Grilled sardines on a plate with salad and lemon
Just one serving of oily fish a week will give your brain all the omega-3 it needs © Getty Images

Your brain is hungry. In fact, it is the hungriest organ in your body. Despite making up only around 2 per cent of your overall body weight, your brain consumes about 20 per cent of your body’s total energy requirement. But it is a mistake to think that it’s only energy that the brain needs to function well; a full complement of micronutrients in sufficient quantities are essential for a healthy brain.

Evidence is growing that deficiencies in these nutrients contribute to poor brain and mental health. Moreover, there is not a single point in the lifespan, from conception to old age, where nutrition doesn’t play an important role in brain structure and mental health.

For example, we know that it is important for women trying to conceive to take folic acid (a B vitamin) to prevent neural tube defects conditions such as spina bifida. Of course, it’s not just folic acid that the developing brain needs. The essential omega-3 fatty acids form the structural building blocks of brain cell membranes.

One of these fats, DHA, makes up between 10 and 20 per cent of the brain’s total fatty acid content. DHA promotes healthy neuronal morphology and cell signalling, allowing brain cells to communicate efficiently. During pregnancy, accumulation of DHA in the brain and retina is necessary for proper brain development and visual function.

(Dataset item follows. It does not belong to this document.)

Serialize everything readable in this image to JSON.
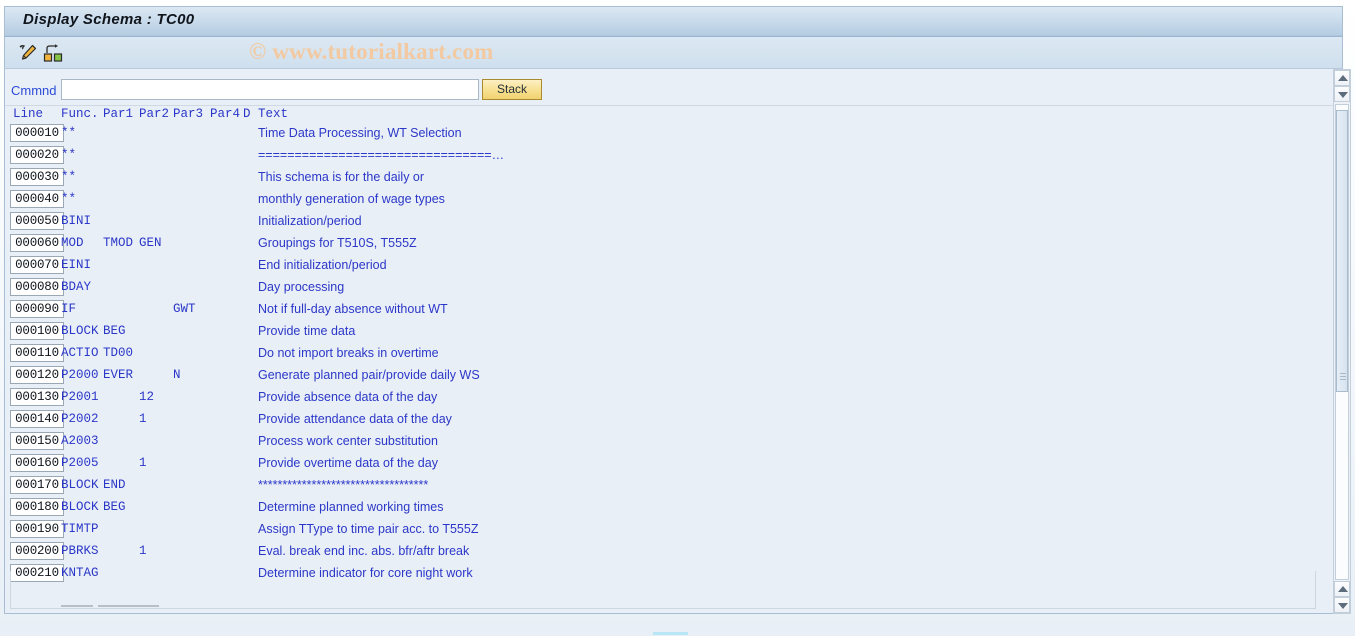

The body is unable to synthesise adequate amounts of DHA, so it must come from the diet. Fortunately, it is abundant in seafood and oily fish such as sardines, mackerel, salmon and trout, and one 140g serving of mackerel supplies enough omega-3 for a week.

For people who don't eat fish, DHA is also found in algae. There are algal supplements available on the market. Other plant sources, like linseeds, hemp seeds, chia seeds, walnuts and soy contain an oil called ALA that the body can convert into DHA, so it's important that these are eaten as part of a balanced diet.

6. Get enough sleep

Woman asleep with an orange blanket
Sleep helps consolidate memories, helping us to learn © Getty Images

What makes you feel great when you have it and a complete basket case when you miss out? That’s right – sleep. Something we should all spend roughly one-third of our time doing, but which we actually tend to squeeze at both ends, with tiredness and underperformance the result.

Sleep can work wonders with our ability to learn motor skills – anything from riding a bike to typing faster. Neuroscientist Dr Matthew Walker, then at Harvard Medical School, trained people to tap a complex series of keys on a computer keyboard and tested them 12 hours later. Those who did not sleep between the two sessions improved their performance by 2 per cent, whereas those who did were 20 per cent quicker without a loss of accuracy.

So if we get sufficient sleep, our memories can consolidate, which can help us learn more effectively.



Alice Lipscombe-SouthwellManaging editor, BBC Science Focus

Alice is the managing editor at BBC Science Focus Magazine. She has a BSc in zoology with marine zoology. Her interests include natural history, wildlife, the outdoors, health and fitness.